Understanding the Country's Choice on Guns
By Josh Marshall
The dawn of the Obama era brought a transformation that you can see powerfully in this chart of Pew data over the last quarter century.
The politics transformed because of a dramatic shift in opinion on the part of Republicans that began at the outset of the Obama presidency. Democrats have remained more or less unchanged in their position, at least within a band that has been broadly stable since the early '90s. This probably overlaps with the dramatic increase in gun and ammunition purchases after President Obama's election.
Going slightly beyond what the data tells us, it seems clear that being pro-gun has become a key element of Republican self-identification. That is to say, it's not just that many Republicans' views have changed since Obama took office, but that being pro-gun has become an elemental part of what it means to be a Republican.
By Ed Kilgore
This was once an exotic, minority view even among gun enthusiasts who tended to view the Second Amendment as protecting an individual right to gun ownership not to overthrow the government but to supplement the government’s use of lethal force against criminals. Treating the Second Amendment as an integral legacy of the American Revolution appealed to gun rights advocates who sought firm ground against regulations with no possibility of compromise.
But more importantly, it gave a dangerous edge to the claims of conservative extremists—who recently began calling themselves “constitutional conservatives”—that their ideology of absolute property rights, religious rights and even fetal rights had been permanently established by the Founders who added in the Second Amendment to ensure any trespassing on their “design” by “tyrants” or popular majorities could and should be resisted.
Nowadays this revolutionary rationale for gun rights is becoming the rule rather than the exception for conservative politicians and advocates.
Next, some discussion of how guns have become a magic talisman against social change.
This is why the gun nuts win: An Oregon sheriff’s nutty conspiracy theories explains the GOP’s impotence
The fantasy lives of gun lovers, such as Oregon sheriff John Hanlin, are why we can't address gun violence.
By Amanda Marcotte
This comes across clearly in the letter that Hanlin wrote to Vice President Joe Biden in 2013 where he asked that the administration “NOT tamper with or attempt to amend the 2nd Amendment” and where he threatened ominously, “any federal regulation enacted by Congress or by executive order of the president offending the constitutional rights of my citizens shall not be enforced by me or by my deputies, nor will I permit the enforcement of any unconstitutional regulations or orders by federal officers within the borders of Douglas County Oregon.”
Despite all the attempts at formal, legalistic language, Hanlin is clearly writing more in a mythical vein than he is actually addressing any real world policy concerns. His absolutist language about the 2nd amendment ignores the fact that there are already federal and state regulations on guns and who can buy them. More disturbingly, his posturing about open rebellion against the federal government evokes the conspiracy theory-mindset of the hard right, the kind of paranoid hysteria about federal power that led to so much violence during the Clinton administration, from shootouts at Waco and Ruby Ridge to the federal building bombing in Oklahoma City. This is not a letter from someone soberly assessing the pros and cons of proposed regulations on firearms. This is the letter of someone wrapped up in childish fantasies of revolution.

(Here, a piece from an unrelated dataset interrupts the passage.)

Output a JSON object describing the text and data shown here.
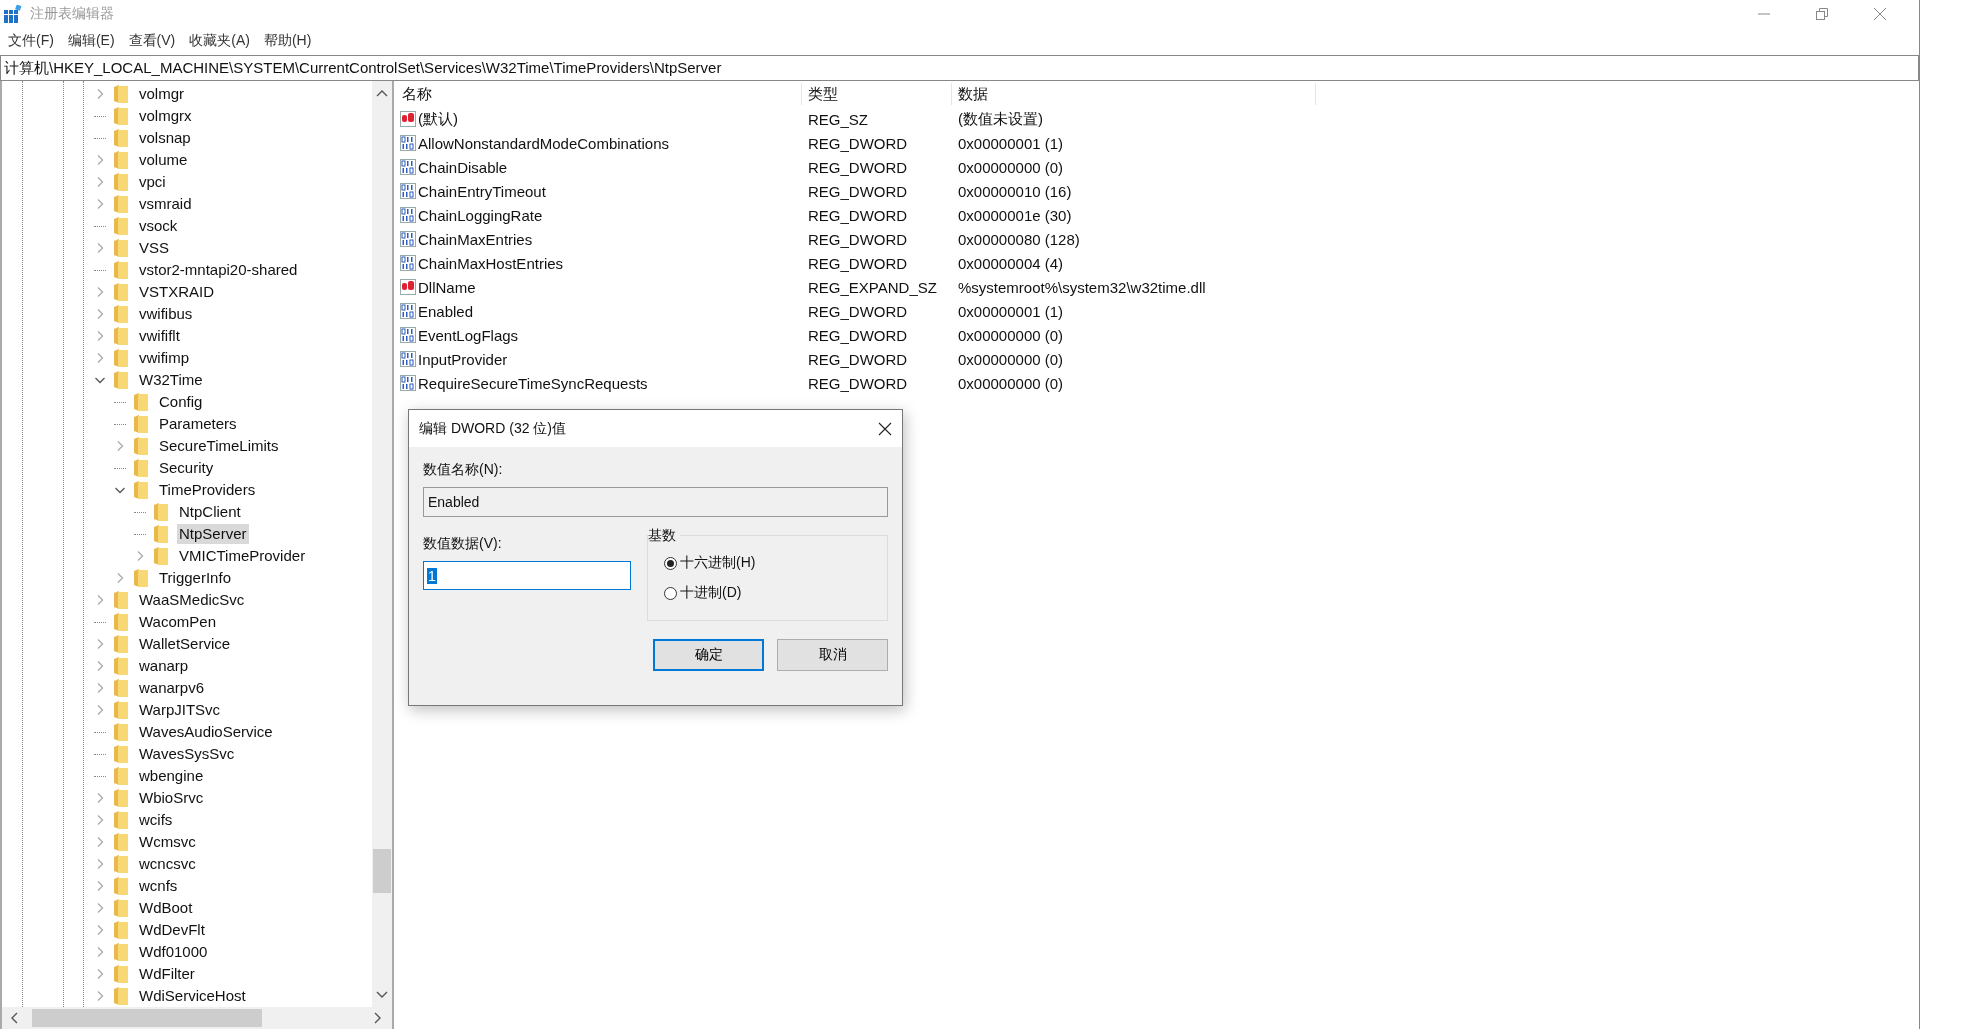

In case there is any doubt about this, Hanlin also, at the same time, used his personal Facebook page to promote the conspiracy theory that the Sandy Hook shooting was a “false flag” operation meant to give cover to the federal government gun grab that right wingers have been warning us for decades is coming any day now.
Shootings Are Enabled by a Gun Cult, but Fostered by a Society That Perpetuates Violence
By Mark Karlin
Nevertheless, the problem is much more deeply rooted than a society floating in a sea of guns. The NRA and its "fellow travelers" represent the tip of the iceberg of a nation that was created by the use of violence to suppress and massacre an Indigenous population that already occupied the land that became the United States. Clamorous gun advocates represent the tip of the iceberg of a white patriarchal society that became an international economic power due to the establishment and perpetuation of slavery--and all the violence and killing involved in sustaining the ownership of other human beings as a source of free labor.
The nation grew--in land and wealth--through the utilization of violence as a nationally condoned policy.
Currently, the US empire is founded on the assertion of militarized violence to perpetuate its supremacy as the "sole superpower." The use of violence also ensures that the status quo of structural racism and economic inequality are maintained through the use of brutal policing and mass incarceration--which is itself a form of violence upon the freedom, integrity and soul of individuals, who might otherwise represent a potential political counterforce to the existing oligarchy founded on white privilege.